4. The Vikings have the two highest rated QBs in the NFC North. Sam Bradford is still the highest rated QB in the league based on his week 1 performance, while Case Keenum has crept into the top 10 at #9 after his performance against Tampa Bay. Apart from the poor first-half against the Steelers with Keenum not having much prep time, the Vikings have a pretty solid passing attack in place, which isn’t just about the QB. The offensive line has done well in protection, and the talent at the other skill positions is the best since the Randy Moss/Cris Carter/Robert Smith combo around the turn of the century.
5. Overall, the Vikings passing game is ranked #3 in the NFL in passing yards/game, and #5 in average passer rating per game. The Vikings are tied for 4th best in sacks allowed, having given up only 3 sacks in as many games. And they are doing it by going deep- not dink and dunk. They are 2nd in the league in passing plays over 40 yards (4), and 4th in passing plays over 20 yards (15). They are also one of five teams that have not had a pass intercepted, 5th best in completion percentage (69.9%), and 5th in average yards/attempt at 8.6. The Vikings offense is 2nd in the league in yards/game (400.3), and 11th in points/game (24).
6. The Vikings defense, despite facing some generally well-regarded offenses in New Orleans, Pittsburgh and Tampa Bay, still ranks 12th over 3 games in points per game allowed, but only 20th in yards per game allowed.
7. In terms of PFF ratings, the Vikings have a number of top 10 performers at their position after three games. They include QBs Sam Bradford (#1) and Case Keenum (#5), RB Dalvin Cook (#3) and FB CJ Ham (#2), WRs Adam Thielen (#2) and Stefon Diggs (#7), S Harrison Smith (#2), and DI Linval Joseph (#10). DE Everson Griffen is ranked #11, and G Joe Berger is ranked #12. Riley Reiff and Mike Remmers are ranked #15 and #17 respectively.
8. In terms of most improved player, after 3 games that award may go to DT Shamar Stephen. He has gone from career poor PFF ratings of 50 or less, to a much more respectable above average rating of 75.1. Anthony Barr has also rebounded strong so far, getting back to a 78.1 grade so far after languishing in the 30s last year. MacKenzie Alexander is also showing improvement, with a 73.8 overall PFF rating so far.
9. In key offensive metrics, the Vikings are averaging a 48.28% conversion rate on 3rd down- tied for 7th best in the league, and a notable improvement over the 38% they averaged last season.
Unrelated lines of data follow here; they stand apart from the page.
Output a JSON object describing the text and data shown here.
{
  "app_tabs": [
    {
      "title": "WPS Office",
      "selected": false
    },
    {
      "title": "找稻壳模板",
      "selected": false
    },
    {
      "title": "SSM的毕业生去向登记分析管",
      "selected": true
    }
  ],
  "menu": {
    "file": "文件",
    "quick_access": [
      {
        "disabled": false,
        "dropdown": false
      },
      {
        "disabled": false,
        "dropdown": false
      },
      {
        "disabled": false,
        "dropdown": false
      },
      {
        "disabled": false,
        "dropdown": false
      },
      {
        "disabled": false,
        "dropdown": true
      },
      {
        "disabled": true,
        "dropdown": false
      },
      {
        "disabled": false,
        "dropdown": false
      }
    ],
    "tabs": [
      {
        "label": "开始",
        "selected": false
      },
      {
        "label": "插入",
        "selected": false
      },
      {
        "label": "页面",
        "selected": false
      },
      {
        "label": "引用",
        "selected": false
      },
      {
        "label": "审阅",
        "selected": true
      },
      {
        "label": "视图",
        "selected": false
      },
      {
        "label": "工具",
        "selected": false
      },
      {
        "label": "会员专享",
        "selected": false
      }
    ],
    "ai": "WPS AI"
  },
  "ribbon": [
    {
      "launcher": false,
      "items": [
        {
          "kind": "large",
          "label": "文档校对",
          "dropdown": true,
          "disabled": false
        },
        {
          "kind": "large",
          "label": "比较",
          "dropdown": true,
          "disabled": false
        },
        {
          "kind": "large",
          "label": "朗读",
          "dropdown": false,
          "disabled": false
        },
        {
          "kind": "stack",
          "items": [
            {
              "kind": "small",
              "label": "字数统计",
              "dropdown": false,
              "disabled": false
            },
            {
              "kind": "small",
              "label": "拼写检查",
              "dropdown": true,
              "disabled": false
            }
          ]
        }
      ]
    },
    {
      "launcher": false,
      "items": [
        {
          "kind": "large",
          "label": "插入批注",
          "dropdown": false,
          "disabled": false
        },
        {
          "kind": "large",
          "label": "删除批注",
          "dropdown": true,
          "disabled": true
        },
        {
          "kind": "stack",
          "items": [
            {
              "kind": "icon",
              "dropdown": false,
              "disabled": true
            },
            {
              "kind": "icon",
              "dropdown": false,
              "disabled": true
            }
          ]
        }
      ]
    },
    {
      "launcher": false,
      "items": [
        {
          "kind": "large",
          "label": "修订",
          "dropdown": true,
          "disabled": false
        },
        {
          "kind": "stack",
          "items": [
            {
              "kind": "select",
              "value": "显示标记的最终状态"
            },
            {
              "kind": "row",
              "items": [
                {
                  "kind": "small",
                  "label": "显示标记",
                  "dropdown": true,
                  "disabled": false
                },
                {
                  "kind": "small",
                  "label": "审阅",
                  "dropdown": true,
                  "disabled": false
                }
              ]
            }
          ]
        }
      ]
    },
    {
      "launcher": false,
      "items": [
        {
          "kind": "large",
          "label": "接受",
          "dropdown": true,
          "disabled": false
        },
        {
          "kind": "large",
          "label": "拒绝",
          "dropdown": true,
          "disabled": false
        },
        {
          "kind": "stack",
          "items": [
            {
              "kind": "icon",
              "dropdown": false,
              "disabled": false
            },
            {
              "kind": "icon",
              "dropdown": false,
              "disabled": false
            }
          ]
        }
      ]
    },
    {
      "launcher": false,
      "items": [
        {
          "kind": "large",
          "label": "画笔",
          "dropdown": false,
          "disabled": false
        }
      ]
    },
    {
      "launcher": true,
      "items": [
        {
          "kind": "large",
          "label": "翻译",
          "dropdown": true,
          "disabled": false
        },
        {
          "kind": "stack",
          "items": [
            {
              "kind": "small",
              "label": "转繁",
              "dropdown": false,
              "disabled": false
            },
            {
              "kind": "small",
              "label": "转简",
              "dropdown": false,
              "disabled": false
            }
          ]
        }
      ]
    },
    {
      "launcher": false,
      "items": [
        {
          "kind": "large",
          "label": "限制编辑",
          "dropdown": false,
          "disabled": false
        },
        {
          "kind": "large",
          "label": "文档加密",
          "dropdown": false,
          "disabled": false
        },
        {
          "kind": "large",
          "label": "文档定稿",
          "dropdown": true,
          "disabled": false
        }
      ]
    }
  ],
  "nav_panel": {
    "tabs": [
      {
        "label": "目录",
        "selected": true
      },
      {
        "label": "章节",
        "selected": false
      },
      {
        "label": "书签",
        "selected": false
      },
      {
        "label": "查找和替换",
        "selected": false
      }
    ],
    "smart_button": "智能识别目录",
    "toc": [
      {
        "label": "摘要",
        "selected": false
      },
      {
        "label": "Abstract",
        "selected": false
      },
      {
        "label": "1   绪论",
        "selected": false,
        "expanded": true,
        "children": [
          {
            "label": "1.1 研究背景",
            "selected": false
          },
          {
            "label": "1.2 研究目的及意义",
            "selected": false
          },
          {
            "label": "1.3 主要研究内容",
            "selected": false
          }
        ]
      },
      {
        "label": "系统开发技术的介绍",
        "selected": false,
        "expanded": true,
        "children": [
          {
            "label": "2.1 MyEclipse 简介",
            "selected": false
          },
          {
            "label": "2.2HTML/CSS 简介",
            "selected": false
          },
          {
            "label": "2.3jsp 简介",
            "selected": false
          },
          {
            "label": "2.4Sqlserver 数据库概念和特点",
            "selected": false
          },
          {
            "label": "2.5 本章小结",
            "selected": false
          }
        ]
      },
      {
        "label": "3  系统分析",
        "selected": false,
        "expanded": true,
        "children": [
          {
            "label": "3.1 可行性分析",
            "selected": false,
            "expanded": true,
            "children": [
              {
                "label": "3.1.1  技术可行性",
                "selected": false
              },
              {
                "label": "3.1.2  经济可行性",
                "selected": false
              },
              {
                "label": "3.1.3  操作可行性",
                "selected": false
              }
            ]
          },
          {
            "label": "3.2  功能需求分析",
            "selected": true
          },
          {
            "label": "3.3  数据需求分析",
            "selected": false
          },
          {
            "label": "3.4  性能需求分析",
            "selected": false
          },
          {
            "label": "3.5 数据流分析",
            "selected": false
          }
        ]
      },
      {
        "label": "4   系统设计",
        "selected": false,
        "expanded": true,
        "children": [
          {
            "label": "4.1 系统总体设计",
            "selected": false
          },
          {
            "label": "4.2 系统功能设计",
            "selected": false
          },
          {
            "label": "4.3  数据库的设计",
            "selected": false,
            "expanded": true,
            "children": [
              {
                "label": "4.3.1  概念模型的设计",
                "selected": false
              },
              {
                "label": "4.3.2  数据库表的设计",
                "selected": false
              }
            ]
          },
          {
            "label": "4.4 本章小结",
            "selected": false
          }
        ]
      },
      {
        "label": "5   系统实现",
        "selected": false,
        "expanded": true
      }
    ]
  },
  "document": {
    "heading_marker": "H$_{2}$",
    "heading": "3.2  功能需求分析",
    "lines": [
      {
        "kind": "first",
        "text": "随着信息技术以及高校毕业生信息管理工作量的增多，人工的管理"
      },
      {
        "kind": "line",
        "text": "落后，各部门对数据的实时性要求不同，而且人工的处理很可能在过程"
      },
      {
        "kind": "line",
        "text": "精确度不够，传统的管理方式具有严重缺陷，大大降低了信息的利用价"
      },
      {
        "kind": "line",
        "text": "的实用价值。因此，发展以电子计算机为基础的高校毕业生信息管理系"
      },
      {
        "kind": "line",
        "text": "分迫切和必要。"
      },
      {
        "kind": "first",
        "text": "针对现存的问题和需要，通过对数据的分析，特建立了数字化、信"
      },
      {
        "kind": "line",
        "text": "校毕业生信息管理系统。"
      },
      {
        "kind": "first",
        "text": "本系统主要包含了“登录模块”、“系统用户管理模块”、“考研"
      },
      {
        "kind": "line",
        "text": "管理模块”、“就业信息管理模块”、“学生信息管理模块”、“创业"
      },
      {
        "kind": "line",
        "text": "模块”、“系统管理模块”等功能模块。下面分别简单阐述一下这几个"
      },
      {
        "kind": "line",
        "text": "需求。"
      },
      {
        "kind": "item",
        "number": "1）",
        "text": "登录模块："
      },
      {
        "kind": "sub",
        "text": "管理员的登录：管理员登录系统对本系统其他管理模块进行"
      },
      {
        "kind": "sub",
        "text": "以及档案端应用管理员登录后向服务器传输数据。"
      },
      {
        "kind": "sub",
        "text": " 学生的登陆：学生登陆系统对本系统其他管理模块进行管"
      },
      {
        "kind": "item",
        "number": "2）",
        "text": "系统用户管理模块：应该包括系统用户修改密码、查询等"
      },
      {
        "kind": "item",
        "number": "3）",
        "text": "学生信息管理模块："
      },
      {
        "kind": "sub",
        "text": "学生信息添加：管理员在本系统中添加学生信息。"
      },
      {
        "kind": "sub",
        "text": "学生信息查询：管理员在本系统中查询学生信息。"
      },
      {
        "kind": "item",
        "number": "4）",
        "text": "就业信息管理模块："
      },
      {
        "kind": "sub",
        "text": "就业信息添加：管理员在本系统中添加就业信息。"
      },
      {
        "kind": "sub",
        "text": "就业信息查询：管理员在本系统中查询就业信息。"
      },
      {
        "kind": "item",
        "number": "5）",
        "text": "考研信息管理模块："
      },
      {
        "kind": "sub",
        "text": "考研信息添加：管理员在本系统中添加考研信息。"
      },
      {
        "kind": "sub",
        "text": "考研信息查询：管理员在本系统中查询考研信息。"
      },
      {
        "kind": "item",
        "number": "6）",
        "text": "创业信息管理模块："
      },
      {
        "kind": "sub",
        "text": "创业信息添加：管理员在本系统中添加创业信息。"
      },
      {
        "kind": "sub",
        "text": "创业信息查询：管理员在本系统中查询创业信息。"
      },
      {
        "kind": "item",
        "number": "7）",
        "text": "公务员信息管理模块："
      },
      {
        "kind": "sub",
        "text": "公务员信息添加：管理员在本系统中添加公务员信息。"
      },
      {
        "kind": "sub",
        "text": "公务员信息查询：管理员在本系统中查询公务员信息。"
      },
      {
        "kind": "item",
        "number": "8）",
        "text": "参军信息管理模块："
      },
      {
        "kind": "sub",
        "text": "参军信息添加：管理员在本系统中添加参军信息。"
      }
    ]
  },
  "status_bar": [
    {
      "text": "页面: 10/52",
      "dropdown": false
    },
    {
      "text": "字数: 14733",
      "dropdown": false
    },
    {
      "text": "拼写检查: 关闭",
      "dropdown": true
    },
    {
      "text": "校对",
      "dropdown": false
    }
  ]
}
In red-zone TD conversions, the Vikings are averaging 57.14%, tied for 13th, and again a notable improvement over the 46% they averaged last year.
10. In key defensive metrics, the Vikings have allowed just 29.17% of 3rd downs to be converted - another notable improvement so far over last season’s average of 38.83%. And in terms of red-zone TD conversion percentage, the Vikings are allowing just 33.33% of red-zone trips to end in TDs- again a big improvement over the 54.55% allowed last season. These rank #6 and #7 in the league, respectively.
11. The TE group has been a disappointment so far. Not much production, and all three TEs are graded poor by PFF in run blocking. Kyle Rudolph has graded poor in pass protection as well.
Apart from that last point, these are all promising trends in general. Overall, I think the Vikings offense has benefited from facing weaker defenses these first few games, while the defense has had the tougher assignment against tougher offenses every game. Again, apart from the first half at Pittsburgh, the team has done pretty well overall, especially considering Sam Bradford has been out the last two games.
Things don’t get easier for the Vikings, as the surprisingly strong Lions come to town next week for an NFC North showdown for at least a share of the top spot in the division. And Sam Bradford’s status still up in the air.